- Turmeric: This common healing herb contains a chemical known as curcumin which has powerful anti-inflammatory effects on the body, making it a great choice for those suffering from arthritis, tendonitis, and other auto-immune conditions. Also connected as a potential healer of ailments such as Alzheimer’s disease and colon cancer, turmeric is often prescribed by natural health practitioners in doses of ¼ tsp. or 500 mg. 2-3 times daily. Turmeric is also packed with antioxidants, including vitamins A, C, and E, and may help prevent cataracts. There is significant research going on in the cancer community because of its potent chemicals known to kill cancer cells. We use it in our curries or add it to our quinoa for it’s color (i.e. “poor man’s saffron”).

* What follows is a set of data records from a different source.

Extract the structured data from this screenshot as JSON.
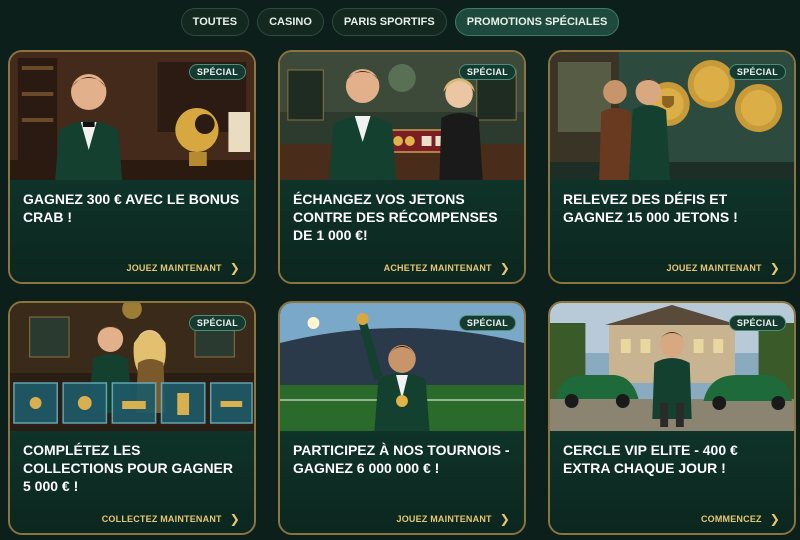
{
  "tabs": [
    {
      "label": "TOUTES",
      "active": false
    },
    {
      "label": "CASINO",
      "active": false
    },
    {
      "label": "PARIS SPORTIFS",
      "active": false
    },
    {
      "label": "PROMOTIONS SPÉCIALES",
      "active": true
    }
  ],
  "cards": [
    {
      "badge": "SPÉCIAL",
      "title": "GAGNEZ 300 € AVEC LE BONUS CRAB !",
      "cta": "JOUEZ MAINTENANT"
    },
    {
      "badge": "SPÉCIAL",
      "title": "ÉCHANGEZ VOS JETONS CONTRE DES RÉCOMPENSES DE 1 000 €!",
      "cta": "ACHETEZ MAINTENANT"
    },
    {
      "badge": "SPÉCIAL",
      "title": "RELEVEZ DES DÉFIS ET GAGNEZ 15 000 JETONS !",
      "cta": "JOUEZ MAINTENANT"
    },
    {
      "badge": "SPÉCIAL",
      "title": "COMPLÉTEZ LES COLLECTIONS POUR GAGNER 5 000 € !",
      "cta": "COLLECTEZ MAINTENANT"
    },
    {
      "badge": "SPÉCIAL",
      "title": "PARTICIPEZ À NOS TOURNOIS - GAGNEZ 6 000 000 € !",
      "cta": "JOUEZ MAINTENANT"
    },
    {
      "badge": "SPÉCIAL",
      "title": "CERCLE VIP ELITE - 400 € EXTRA CHAQUE JOUR !",
      "cta": "COMMENCEZ"
    }
  ],
  "icons": {
    "cta_chevron": "chevron-right-icon"
  },
  "colors": {
    "background": "#0d1f1a",
    "card_border": "#8a7440",
    "cta": "#e7c774",
    "badge_border": "#4c8f78"
  }
}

- Black Pepper: Black pepper is one of the oldest and most commonly used spices. It has a stimulating effect on the digestive organs and produces an increased flow of saliva and digestive juices. Black pepper can help relieve indigestion as well as flatulence. It also helps improve absorption and utilization of curcumin (turmeric) which the body normally does not absorb very well. The Journal of Medicinal Food reports that black pepper has potential immune-modulating and anti-tumor activities. Another recent study in the Journal of Agricultural and Food Chemistry showed that oil and oleoresin extracts of black pepper had strong antioxidant effects coming from its active ingredient, piperine. Piperine protects against oxidative damage, lowers lipid peroxidation in animal models, andenhances the bioavailability of a number of therapeutic drugs and plant chemicals.
- Oregano: Oregano is a powerful natural antiseptic. It contains 19 chemical compounds with antibacterial actions as well as four compounds that soothe coughs. In addition, oregano helps soothe stomach muscles, making it a good digestive aid, and it helps lower blood pressure.
- Rosemary: One of the potential cancer fighting herbs, rosemary is a fragrant, savory choice for all kinds of delicious dishes. Cooking red meats at high heat can create heterocyclic amines (HCAs) which are carcinogenic. But pair rosemary which has two big-name antioxidants, and you could help to fight off cancer. Rosemary is also believed to fight breast cancer.
UCLA Louise M. Darling Biomedical Library of Herbs and Spices Los Angeles, CA 90095-1798
Ensminger AH, Esminger M. K. J., Food for Health: A Nutrition Encyclopedia. Clovis, California: Pegus Press; 1986.
Grieve M. A Modern Herbal. Dover Publications, New York 1971.